GOAL OF THE EXERCISE —
Output, word for word, the span of lines that starts at the one containing "Give me the" and ends at the last line of the records.

##########

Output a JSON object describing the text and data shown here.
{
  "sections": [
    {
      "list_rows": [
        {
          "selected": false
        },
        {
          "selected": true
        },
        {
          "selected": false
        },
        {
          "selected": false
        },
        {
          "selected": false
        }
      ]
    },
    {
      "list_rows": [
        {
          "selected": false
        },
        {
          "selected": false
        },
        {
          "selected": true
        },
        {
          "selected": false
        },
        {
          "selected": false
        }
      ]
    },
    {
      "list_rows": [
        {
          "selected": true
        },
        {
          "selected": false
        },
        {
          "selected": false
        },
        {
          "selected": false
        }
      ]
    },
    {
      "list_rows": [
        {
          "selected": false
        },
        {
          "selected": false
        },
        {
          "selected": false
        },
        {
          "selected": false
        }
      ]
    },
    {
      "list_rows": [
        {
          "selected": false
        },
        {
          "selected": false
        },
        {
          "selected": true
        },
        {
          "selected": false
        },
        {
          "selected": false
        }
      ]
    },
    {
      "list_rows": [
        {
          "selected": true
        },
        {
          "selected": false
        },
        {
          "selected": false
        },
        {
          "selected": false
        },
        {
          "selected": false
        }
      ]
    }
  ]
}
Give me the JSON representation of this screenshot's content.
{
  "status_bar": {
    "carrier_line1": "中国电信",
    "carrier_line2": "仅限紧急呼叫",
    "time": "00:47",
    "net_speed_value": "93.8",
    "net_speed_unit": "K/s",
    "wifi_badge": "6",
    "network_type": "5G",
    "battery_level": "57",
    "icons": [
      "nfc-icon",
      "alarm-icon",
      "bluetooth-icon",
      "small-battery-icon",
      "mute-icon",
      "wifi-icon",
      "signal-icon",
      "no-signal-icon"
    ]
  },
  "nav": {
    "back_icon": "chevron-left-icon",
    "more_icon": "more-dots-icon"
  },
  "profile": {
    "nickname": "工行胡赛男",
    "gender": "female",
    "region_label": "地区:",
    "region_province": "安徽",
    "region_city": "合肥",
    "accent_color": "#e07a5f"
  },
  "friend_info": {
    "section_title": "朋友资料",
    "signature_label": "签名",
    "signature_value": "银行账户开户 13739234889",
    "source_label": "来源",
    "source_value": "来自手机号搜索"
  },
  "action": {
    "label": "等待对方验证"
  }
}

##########

EXERCISE RESULT —
Give me the JSON representation of this screenshot's content.
{
  "status_bar": {
    "carrier_line1": "中国电信",
    "carrier_line2": "仅限紧急呼叫",
    "time": "00:47",
    "net_speed_value": "93.8",
    "net_speed_unit": "K/s",
    "wifi_badge": "6",
    "network_type": "5G",
    "battery_level": "57",
    "icons": [
      "nfc-icon",
      "alarm-icon",
      "bluetooth-icon",
      "small-battery-icon",
      "mute-icon",
      "wifi-icon",
      "signal-icon",
      "no-signal-icon"
    ]
  },
  "nav": {
    "back_icon": "chevron-left-icon",
    "more_icon": "more-dots-icon"
  },
  "profile": {
    "nickname": "工行胡赛男",
    "gender": "female",
    "region_label": "地区:",
    "region_province": "安徽",
    "region_city": "合肥",
    "accent_color": "#e07a5f"
  },
  "friend_info": {
    "section_title": "朋友资料",
    "signature_label": "签名",
    "signature_value": "银行账户开户 13739234889",
    "source_label": "来源",
    "source_value": "来自手机号搜索"
  },
  "action": {
    "label": "等待对方验证"
  }
}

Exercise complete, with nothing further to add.